Derbycon + PowerShell Weaponization

Derbycon Wrapup This past Friday, my boss (@davidpmcguire) and I had the awesome experience of speaking at Derbycon 4.0. Our talk was titled “Passing the Torch: Old School Red Teaming, New School Tactics?“. The slides have been uploaded here and the video was recorded and posted here by the much appreciated @irongeek_adc. In the talk we covered our interpretation of red team operations, and went over five tactical areas applicable to red team engagements. In each section, we covered the background on the tradecraft, went over the ‘old school’ way of achieving a specific goal, and then showed the ‘new school’ implementations of the same tactics.…

Veil-PowerView: A Usage Guide

[Edit 8/13/15] – Many of the cmdlets listed here have changed. Check out the PowerView 2.0 post to see the new updates. [Note: this topic was cross-posted on the Veil-Framework site] Veil-PowerView is a project that was originally prompted by a client who locked down their corporate machines by disabling all “net *” commands for normal users. While building pure Powershell replacements to easily bypass this protection, I began to explore what else could be done with Powershell from a domain and network situational awareness perspective. Being inspired by my boss @davidpmcguire, and drawing on existing work from @mubix, the offensive Powershell community (@obscuresec, @mattifestation, and DarkOperator), and the authors…

PowerUp: A Usage Guide

Note: this topic was cross-posted on the official Veris Group blog. PowerUp is the result of wanting a clean way to audit client systems for common Windows privilege escalation vectors. It utilizes various service abuse checks, .dll hijacking opportunities, registry checks, and more to enumerate common ways that you might be able to elevate on a target system. We’ve gotten the chance to test PowerUp in multiple environments, as well integrate public feedback, so I wanted to put together a quick usage guide for those wanting to check it out. To load up PowerUp, first download the raw script to a local location, and then launch Powershell: C:>…

PowerUp v1.1 – Beyond Service Abuse

Edit: I gave a short firetalk on PowerUp at BSidesBoston 2014– the slides are posted here. The public reaction for PowerUp has been awesome and unexpected. I wanted to expand the script to move beyond just vulnerable service abuse, and include several other Windows privilege escalation vectors. There is a ton of great information out there on a variety of privesc techniques, and I drew from what I could find to implement the new functionality in PowerUp. I highly recommend checking out FuzzySecurity’s awesome post on the subject, as well as checking out @mubix‘s and @carnal0wnage‘s presentation “AT is the new Black”.…
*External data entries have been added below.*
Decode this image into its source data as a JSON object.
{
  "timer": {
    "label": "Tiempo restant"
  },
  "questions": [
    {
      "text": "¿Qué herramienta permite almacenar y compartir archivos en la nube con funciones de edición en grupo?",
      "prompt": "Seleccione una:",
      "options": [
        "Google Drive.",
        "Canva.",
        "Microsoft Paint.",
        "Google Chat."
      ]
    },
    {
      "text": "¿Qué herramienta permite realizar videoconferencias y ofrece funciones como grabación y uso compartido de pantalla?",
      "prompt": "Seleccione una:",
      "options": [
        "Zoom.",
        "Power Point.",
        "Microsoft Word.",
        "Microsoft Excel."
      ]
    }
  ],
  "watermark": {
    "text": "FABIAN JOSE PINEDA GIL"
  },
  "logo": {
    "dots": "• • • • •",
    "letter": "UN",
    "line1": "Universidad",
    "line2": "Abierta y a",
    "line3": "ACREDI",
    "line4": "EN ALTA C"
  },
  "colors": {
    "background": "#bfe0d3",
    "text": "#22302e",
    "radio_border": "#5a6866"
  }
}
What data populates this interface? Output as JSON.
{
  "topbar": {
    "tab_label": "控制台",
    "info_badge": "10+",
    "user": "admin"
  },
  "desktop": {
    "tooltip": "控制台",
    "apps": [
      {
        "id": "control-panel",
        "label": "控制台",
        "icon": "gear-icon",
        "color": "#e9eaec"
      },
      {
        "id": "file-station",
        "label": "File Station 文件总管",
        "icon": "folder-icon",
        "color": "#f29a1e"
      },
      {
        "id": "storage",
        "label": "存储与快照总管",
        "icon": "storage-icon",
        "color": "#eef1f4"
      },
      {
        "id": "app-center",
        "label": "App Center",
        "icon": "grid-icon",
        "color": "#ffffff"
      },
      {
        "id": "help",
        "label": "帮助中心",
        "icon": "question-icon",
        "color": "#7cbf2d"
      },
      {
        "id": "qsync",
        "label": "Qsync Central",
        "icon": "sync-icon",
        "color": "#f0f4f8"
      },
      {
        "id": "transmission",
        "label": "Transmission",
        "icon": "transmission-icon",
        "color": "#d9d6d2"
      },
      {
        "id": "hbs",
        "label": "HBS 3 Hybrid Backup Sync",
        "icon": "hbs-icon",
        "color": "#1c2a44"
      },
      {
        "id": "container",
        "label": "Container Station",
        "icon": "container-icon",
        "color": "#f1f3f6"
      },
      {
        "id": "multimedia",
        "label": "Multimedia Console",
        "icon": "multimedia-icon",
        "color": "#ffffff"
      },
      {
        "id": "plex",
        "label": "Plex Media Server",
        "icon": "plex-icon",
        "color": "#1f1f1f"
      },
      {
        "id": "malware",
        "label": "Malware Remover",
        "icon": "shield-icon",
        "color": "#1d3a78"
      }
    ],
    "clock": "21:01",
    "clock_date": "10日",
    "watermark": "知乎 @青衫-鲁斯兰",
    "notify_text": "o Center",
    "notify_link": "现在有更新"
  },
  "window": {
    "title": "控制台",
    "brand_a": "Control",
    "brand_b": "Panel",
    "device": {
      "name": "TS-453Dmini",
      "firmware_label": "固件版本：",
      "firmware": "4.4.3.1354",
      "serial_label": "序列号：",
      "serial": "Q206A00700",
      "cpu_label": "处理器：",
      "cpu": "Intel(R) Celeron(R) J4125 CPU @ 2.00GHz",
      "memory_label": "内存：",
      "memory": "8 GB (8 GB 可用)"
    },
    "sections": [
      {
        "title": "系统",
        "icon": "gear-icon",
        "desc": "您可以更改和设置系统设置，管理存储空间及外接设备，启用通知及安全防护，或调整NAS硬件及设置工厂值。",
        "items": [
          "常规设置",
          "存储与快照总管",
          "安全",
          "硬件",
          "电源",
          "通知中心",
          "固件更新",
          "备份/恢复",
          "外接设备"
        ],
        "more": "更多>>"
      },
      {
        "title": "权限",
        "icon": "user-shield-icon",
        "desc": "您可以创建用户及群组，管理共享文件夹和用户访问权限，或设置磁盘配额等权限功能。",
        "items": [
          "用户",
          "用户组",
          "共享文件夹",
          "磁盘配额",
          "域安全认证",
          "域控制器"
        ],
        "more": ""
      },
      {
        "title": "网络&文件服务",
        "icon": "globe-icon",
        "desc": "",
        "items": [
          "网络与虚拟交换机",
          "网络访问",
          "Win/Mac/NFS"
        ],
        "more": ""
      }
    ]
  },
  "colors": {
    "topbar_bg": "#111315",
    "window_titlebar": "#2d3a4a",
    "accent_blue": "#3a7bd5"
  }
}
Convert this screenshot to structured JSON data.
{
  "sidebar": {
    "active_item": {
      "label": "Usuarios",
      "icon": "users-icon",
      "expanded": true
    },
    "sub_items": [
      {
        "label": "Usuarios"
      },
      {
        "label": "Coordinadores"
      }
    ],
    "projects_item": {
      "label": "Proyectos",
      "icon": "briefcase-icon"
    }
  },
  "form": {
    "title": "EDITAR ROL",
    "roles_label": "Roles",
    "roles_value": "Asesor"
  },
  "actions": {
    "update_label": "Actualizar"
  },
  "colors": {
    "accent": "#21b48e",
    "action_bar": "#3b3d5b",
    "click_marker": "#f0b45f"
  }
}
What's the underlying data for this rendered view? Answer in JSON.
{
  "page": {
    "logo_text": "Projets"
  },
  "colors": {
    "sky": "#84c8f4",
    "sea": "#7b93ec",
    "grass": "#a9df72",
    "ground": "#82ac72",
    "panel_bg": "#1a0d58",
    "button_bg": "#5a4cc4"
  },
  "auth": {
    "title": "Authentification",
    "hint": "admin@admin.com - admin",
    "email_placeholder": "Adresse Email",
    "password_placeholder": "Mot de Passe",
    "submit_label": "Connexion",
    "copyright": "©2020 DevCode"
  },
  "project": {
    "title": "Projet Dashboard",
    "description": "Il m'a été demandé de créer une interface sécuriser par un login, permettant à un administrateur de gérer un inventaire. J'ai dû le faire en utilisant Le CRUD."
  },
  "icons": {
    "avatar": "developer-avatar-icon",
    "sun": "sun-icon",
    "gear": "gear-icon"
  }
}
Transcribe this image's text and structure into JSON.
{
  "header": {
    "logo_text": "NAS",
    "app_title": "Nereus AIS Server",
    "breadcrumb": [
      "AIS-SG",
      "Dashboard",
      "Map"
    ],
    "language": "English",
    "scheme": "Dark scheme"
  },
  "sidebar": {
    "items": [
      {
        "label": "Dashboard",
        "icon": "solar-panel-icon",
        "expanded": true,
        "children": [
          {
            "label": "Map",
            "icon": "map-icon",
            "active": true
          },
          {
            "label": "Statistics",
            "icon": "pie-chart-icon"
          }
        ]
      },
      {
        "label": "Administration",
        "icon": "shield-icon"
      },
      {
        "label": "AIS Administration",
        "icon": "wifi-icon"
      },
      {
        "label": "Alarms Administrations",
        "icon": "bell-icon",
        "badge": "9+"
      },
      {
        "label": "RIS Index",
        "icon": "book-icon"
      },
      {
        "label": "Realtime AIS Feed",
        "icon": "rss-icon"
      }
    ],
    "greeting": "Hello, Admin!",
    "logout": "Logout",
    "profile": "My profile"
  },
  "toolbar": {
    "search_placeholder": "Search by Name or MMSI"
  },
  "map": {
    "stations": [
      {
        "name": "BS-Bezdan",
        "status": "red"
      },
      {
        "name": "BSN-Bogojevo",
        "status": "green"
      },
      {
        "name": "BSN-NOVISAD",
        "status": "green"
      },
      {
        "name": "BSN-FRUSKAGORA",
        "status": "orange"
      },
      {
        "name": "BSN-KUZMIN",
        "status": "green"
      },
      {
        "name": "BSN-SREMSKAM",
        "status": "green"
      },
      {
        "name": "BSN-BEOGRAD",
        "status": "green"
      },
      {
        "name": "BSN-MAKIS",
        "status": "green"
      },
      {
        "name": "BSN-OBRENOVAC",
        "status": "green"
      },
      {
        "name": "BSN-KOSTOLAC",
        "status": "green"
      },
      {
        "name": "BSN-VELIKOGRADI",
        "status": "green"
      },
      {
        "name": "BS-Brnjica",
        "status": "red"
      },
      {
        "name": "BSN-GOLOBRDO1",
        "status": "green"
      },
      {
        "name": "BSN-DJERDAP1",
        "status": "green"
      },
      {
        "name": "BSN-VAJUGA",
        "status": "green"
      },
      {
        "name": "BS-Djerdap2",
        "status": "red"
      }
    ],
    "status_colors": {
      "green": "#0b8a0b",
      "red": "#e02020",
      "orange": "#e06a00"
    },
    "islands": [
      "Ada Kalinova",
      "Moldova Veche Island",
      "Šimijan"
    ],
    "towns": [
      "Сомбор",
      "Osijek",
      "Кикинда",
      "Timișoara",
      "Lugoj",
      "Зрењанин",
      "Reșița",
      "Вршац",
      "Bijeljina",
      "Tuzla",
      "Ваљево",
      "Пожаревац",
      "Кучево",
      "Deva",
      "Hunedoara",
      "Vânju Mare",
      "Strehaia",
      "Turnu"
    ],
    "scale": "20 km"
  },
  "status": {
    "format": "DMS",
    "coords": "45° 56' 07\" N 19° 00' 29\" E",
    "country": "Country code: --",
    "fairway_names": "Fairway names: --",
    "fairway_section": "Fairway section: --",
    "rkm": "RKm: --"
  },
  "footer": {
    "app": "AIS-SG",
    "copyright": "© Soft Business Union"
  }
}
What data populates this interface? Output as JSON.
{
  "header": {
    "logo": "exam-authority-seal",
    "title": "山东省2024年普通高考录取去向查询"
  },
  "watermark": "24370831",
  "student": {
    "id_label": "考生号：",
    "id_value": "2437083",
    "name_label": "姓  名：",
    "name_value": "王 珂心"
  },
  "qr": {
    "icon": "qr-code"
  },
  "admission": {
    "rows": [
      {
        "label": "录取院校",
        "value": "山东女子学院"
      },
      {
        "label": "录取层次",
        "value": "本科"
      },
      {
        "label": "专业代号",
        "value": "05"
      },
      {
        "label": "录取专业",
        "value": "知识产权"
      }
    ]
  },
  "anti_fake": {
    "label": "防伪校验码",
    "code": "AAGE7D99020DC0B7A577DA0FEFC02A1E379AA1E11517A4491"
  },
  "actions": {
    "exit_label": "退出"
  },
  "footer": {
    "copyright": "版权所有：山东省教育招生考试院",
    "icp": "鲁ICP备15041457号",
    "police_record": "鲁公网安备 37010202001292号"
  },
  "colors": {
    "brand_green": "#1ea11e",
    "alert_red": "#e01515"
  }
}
PowerUp

On a recent assessment we ran into a situation where we needed to escalate privileges on a fairly locked down workstation. Kernel exploits (kitrap0d) wouldn’t work, so we fell back to an old classic, vulnerable windows services. While we couldn’t manipulate services directly, a custom system service purposely left its binary privileges open for compatibility purposes. tldr; replacing the service binary path with a custom binary (that created a user and added them to the local administrators) and then rebooting the box did the job nicely. Our process was more or less manual: reviewing all currently running Windows services and…